**Aim of the task:** Gather from the listing below each line that includes the word "EdFusion", and copy it.

**Input:**
◆ ◆ ◆ ◆ ◆

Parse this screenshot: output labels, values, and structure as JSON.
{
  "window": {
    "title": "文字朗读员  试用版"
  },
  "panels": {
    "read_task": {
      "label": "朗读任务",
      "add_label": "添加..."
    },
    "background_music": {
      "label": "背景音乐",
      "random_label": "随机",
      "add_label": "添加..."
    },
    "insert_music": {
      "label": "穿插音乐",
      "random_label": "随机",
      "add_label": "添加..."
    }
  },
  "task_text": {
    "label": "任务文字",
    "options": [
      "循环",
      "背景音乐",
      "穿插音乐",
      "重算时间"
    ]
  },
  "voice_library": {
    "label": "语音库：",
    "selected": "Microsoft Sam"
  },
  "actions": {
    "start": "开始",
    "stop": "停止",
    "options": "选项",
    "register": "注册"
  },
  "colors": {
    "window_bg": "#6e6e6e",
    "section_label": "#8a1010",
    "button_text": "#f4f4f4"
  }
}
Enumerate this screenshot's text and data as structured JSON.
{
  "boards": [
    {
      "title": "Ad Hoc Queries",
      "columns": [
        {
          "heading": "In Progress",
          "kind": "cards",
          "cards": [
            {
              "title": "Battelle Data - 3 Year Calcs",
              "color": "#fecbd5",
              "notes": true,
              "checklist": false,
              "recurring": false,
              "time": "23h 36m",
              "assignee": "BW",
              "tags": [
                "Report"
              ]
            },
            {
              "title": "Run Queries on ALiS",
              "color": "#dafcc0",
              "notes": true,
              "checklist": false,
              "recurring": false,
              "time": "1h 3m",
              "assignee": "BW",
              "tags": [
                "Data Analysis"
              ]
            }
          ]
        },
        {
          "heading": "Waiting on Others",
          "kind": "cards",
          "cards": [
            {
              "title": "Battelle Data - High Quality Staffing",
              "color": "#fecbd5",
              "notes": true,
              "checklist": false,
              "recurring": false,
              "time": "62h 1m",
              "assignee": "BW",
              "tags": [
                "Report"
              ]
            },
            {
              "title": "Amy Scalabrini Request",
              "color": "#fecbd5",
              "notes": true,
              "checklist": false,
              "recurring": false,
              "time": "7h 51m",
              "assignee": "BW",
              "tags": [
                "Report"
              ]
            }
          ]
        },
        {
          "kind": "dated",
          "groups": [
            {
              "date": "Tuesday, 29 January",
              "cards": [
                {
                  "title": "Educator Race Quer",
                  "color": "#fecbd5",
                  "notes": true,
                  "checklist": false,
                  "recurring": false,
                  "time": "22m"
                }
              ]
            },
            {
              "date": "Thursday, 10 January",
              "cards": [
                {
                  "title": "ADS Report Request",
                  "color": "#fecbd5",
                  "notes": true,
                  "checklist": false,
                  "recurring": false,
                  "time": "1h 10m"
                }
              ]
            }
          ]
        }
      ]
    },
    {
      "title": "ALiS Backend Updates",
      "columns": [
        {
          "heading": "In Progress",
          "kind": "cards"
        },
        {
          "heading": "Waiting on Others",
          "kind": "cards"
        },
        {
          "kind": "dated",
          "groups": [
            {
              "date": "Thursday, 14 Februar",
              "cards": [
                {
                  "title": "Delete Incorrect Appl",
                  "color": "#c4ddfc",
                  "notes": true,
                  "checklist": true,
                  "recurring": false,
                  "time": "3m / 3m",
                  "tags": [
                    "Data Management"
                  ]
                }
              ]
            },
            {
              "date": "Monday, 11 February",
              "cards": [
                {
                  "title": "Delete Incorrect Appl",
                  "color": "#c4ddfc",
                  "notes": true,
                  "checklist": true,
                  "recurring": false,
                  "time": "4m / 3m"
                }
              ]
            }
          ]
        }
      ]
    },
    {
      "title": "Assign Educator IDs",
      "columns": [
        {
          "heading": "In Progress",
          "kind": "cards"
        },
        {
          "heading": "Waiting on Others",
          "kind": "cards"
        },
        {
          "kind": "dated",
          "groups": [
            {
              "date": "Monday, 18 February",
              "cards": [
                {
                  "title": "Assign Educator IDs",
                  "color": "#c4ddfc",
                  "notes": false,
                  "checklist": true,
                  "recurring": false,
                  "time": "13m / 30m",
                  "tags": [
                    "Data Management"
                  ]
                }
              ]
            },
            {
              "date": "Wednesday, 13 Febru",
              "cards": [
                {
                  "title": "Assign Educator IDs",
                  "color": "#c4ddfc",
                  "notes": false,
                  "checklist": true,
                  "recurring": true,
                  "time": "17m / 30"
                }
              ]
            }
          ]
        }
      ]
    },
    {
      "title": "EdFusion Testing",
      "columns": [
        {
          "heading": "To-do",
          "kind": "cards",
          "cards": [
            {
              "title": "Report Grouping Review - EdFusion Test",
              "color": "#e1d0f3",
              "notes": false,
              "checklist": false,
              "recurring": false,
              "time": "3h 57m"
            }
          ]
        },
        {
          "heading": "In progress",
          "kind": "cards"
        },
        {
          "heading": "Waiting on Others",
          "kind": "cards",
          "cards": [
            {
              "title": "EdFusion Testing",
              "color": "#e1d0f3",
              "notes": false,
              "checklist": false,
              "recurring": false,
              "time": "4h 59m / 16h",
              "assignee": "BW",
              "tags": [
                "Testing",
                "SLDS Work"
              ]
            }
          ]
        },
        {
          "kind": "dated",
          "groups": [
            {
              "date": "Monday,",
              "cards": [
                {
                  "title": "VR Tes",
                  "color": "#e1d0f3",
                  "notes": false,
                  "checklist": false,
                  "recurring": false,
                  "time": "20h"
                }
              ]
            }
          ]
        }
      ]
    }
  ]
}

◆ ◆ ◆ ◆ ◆

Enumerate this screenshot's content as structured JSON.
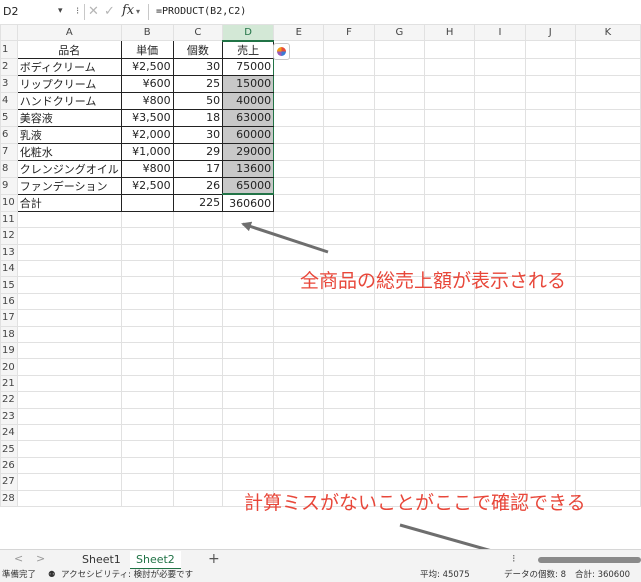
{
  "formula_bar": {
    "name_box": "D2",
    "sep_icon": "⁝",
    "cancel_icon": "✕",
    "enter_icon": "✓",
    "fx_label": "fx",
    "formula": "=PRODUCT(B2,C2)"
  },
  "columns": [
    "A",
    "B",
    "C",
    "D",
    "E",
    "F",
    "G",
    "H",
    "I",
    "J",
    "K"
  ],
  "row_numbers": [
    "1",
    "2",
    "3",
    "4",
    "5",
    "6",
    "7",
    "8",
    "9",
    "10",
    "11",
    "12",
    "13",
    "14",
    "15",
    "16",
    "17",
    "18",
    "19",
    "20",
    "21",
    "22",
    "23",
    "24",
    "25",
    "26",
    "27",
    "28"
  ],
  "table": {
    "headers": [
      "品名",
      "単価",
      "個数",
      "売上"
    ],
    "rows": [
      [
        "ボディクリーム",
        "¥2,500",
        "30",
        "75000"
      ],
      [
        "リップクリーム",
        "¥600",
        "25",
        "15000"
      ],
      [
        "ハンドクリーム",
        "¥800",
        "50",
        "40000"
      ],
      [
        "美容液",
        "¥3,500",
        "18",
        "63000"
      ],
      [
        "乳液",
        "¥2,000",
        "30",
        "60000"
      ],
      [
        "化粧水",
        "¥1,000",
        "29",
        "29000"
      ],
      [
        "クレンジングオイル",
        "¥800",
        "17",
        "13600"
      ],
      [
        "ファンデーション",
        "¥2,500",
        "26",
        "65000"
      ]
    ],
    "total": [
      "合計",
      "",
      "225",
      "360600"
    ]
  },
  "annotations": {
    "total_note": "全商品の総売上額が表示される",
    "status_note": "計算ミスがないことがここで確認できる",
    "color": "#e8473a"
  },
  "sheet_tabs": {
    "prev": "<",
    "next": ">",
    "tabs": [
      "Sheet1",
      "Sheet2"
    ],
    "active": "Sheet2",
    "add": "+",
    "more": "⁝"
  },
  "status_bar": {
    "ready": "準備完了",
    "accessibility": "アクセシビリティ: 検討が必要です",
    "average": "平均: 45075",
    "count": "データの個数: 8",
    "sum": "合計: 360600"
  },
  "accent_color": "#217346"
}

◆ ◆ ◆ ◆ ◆

**Answer for the task:**
      "title": "EdFusion Testing",
              "title": "Report Grouping Review - EdFusion Test",
              "title": "EdFusion Testing",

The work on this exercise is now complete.